▶ [Problem to solve]: Your answer must be a single number: the count of lines in the records below that include the string "value".

(Items from an interface collection)
####
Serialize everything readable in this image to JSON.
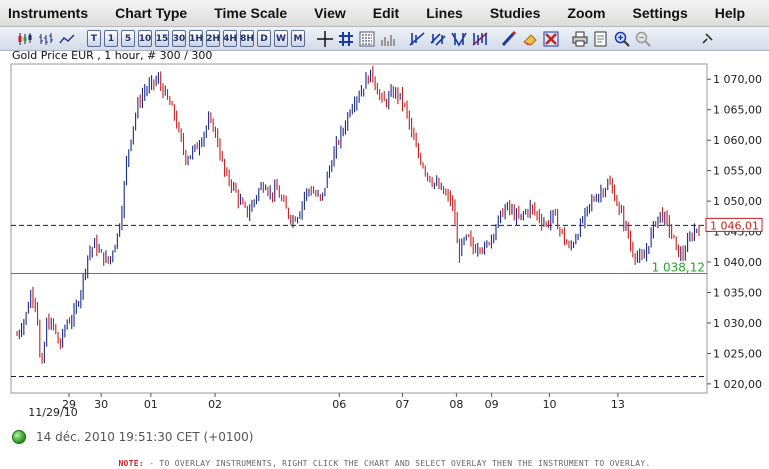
{
  "menu": [
    "Instruments",
    "Chart Type",
    "Time Scale",
    "View",
    "Edit",
    "Lines",
    "Studies",
    "Zoom",
    "Settings",
    "Help"
  ],
  "toolbar": {
    "chart_type_icons": [
      "candlestick-chart-icon",
      "bar-chart-icon",
      "line-chart-icon"
    ],
    "timescale_buttons": [
      "T",
      "1",
      "5",
      "10",
      "15",
      "30",
      "1H",
      "2H",
      "4H",
      "8H",
      "D",
      "W",
      "M"
    ],
    "tool_icons": [
      "crosshair-icon",
      "grid-icon",
      "data-window-icon",
      "volume-icon",
      "trendline-icon",
      "channel-icon",
      "fibonacci-icon",
      "retracement-icon",
      "pencil-icon",
      "eraser-icon",
      "delete-drawings-icon",
      "print-icon",
      "snapshot-icon",
      "zoom-in-icon",
      "zoom-out-icon",
      "pin-icon"
    ]
  },
  "chart_title": "Gold Price EUR , 1 hour, # 300 / 300",
  "chart_data": {
    "type": "ohlc",
    "ylim": [
      1018.5,
      1072.5
    ],
    "yticks": [
      1020,
      1025,
      1030,
      1035,
      1040,
      1045,
      1050,
      1055,
      1060,
      1065,
      1070
    ],
    "ytick_labels": [
      "1 020,00",
      "1 025,00",
      "1 030,00",
      "1 035,00",
      "1 040,00",
      "1 045,00",
      "1 050,00",
      "1 055,00",
      "1 060,00",
      "1 065,00",
      "1 070,00"
    ],
    "x_ticks": [
      {
        "label": "29",
        "pos": 0.0833
      },
      {
        "label": "30",
        "pos": 0.1295
      },
      {
        "label": "01",
        "pos": 0.2009
      },
      {
        "label": "02",
        "pos": 0.2932
      },
      {
        "label": "06",
        "pos": 0.4717
      },
      {
        "label": "07",
        "pos": 0.5625
      },
      {
        "label": "08",
        "pos": 0.6399
      },
      {
        "label": "09",
        "pos": 0.6905
      },
      {
        "label": "10",
        "pos": 0.7738
      },
      {
        "label": "13",
        "pos": 0.872
      }
    ],
    "x_sublabel": "11/29/10",
    "points": [
      [
        0,
        1028
      ],
      [
        6,
        1031
      ],
      [
        10,
        1035
      ],
      [
        14,
        1033
      ],
      [
        17,
        1021
      ],
      [
        21,
        1030
      ],
      [
        26,
        1029.5
      ],
      [
        30,
        1026
      ],
      [
        35,
        1030
      ],
      [
        40,
        1031
      ],
      [
        45,
        1035
      ],
      [
        50,
        1041
      ],
      [
        55,
        1043
      ],
      [
        60,
        1041
      ],
      [
        65,
        1040
      ],
      [
        68,
        1042
      ],
      [
        72,
        1045
      ],
      [
        75,
        1050
      ],
      [
        78,
        1057
      ],
      [
        82,
        1062
      ],
      [
        86,
        1066
      ],
      [
        90,
        1068
      ],
      [
        95,
        1069
      ],
      [
        100,
        1070
      ],
      [
        104,
        1068
      ],
      [
        108,
        1066
      ],
      [
        112,
        1064
      ],
      [
        116,
        1060
      ],
      [
        120,
        1057
      ],
      [
        124,
        1058
      ],
      [
        128,
        1059
      ],
      [
        132,
        1061
      ],
      [
        136,
        1063
      ],
      [
        140,
        1062
      ],
      [
        144,
        1058
      ],
      [
        148,
        1054
      ],
      [
        152,
        1053
      ],
      [
        156,
        1051
      ],
      [
        160,
        1049
      ],
      [
        164,
        1048
      ],
      [
        168,
        1050
      ],
      [
        172,
        1052
      ],
      [
        176,
        1053
      ],
      [
        180,
        1051
      ],
      [
        184,
        1052
      ],
      [
        188,
        1050
      ],
      [
        192,
        1048
      ],
      [
        196,
        1047
      ],
      [
        200,
        1048
      ],
      [
        204,
        1051
      ],
      [
        208,
        1052
      ],
      [
        212,
        1051
      ],
      [
        216,
        1050
      ],
      [
        220,
        1054
      ],
      [
        224,
        1057
      ],
      [
        228,
        1060
      ],
      [
        232,
        1062
      ],
      [
        236,
        1065
      ],
      [
        240,
        1067
      ],
      [
        244,
        1068
      ],
      [
        248,
        1070
      ],
      [
        252,
        1071
      ],
      [
        256,
        1068
      ],
      [
        260,
        1066
      ],
      [
        264,
        1067
      ],
      [
        268,
        1068
      ],
      [
        272,
        1067
      ],
      [
        276,
        1065
      ],
      [
        280,
        1061
      ],
      [
        284,
        1058
      ],
      [
        288,
        1056
      ],
      [
        292,
        1054
      ],
      [
        296,
        1053
      ],
      [
        300,
        1052
      ],
      [
        304,
        1051
      ],
      [
        308,
        1050
      ],
      [
        311,
        1047
      ],
      [
        313,
        1041
      ],
      [
        316,
        1043
      ],
      [
        320,
        1044
      ],
      [
        324,
        1042
      ],
      [
        328,
        1043
      ],
      [
        332,
        1042
      ],
      [
        336,
        1044
      ],
      [
        340,
        1046
      ],
      [
        344,
        1048
      ],
      [
        348,
        1049
      ],
      [
        352,
        1048
      ],
      [
        356,
        1047
      ],
      [
        360,
        1048
      ],
      [
        364,
        1049
      ],
      [
        368,
        1048
      ],
      [
        372,
        1047
      ],
      [
        376,
        1046
      ],
      [
        380,
        1048
      ],
      [
        384,
        1046
      ],
      [
        388,
        1044
      ],
      [
        392,
        1042
      ],
      [
        396,
        1044
      ],
      [
        400,
        1046
      ],
      [
        404,
        1048
      ],
      [
        408,
        1050
      ],
      [
        412,
        1051
      ],
      [
        416,
        1052
      ],
      [
        420,
        1053
      ],
      [
        424,
        1051
      ],
      [
        428,
        1048
      ],
      [
        432,
        1046
      ],
      [
        436,
        1042
      ],
      [
        440,
        1041
      ],
      [
        444,
        1040
      ],
      [
        448,
        1043
      ],
      [
        452,
        1046
      ],
      [
        456,
        1048
      ],
      [
        460,
        1047
      ],
      [
        464,
        1045
      ],
      [
        468,
        1042
      ],
      [
        472,
        1041
      ],
      [
        476,
        1043
      ],
      [
        480,
        1045
      ],
      [
        484,
        1046
      ]
    ],
    "hlines": [
      {
        "value": 1046.01,
        "style": "dashed",
        "color": "#1a1a5a",
        "label": "1 046,01",
        "label_color": "#c81e1e",
        "label_boxed": true
      },
      {
        "value": 1038.12,
        "style": "solid",
        "color": "#2aa52a",
        "label": "1 038,12",
        "label_color": "#2aa52a",
        "label_boxed": false
      },
      {
        "value": 1021.2,
        "style": "dashed",
        "color": "#1a1a5a",
        "label": "",
        "label_color": "#1a1a5a",
        "label_boxed": false
      }
    ],
    "up_color": "#1a2a8a",
    "down_color": "#c81e1e",
    "grid": false
  },
  "status": {
    "time": "14 déc. 2010 19:51:30  CET (+0100)"
  },
  "note": {
    "label": "NOTE:",
    "text": " - TO OVERLAY INSTRUMENTS, RIGHT CLICK THE CHART AND SELECT OVERLAY THEN THE INSTRUMENT TO OVERLAY."
  }
}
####
▶ [Problem solution]: 3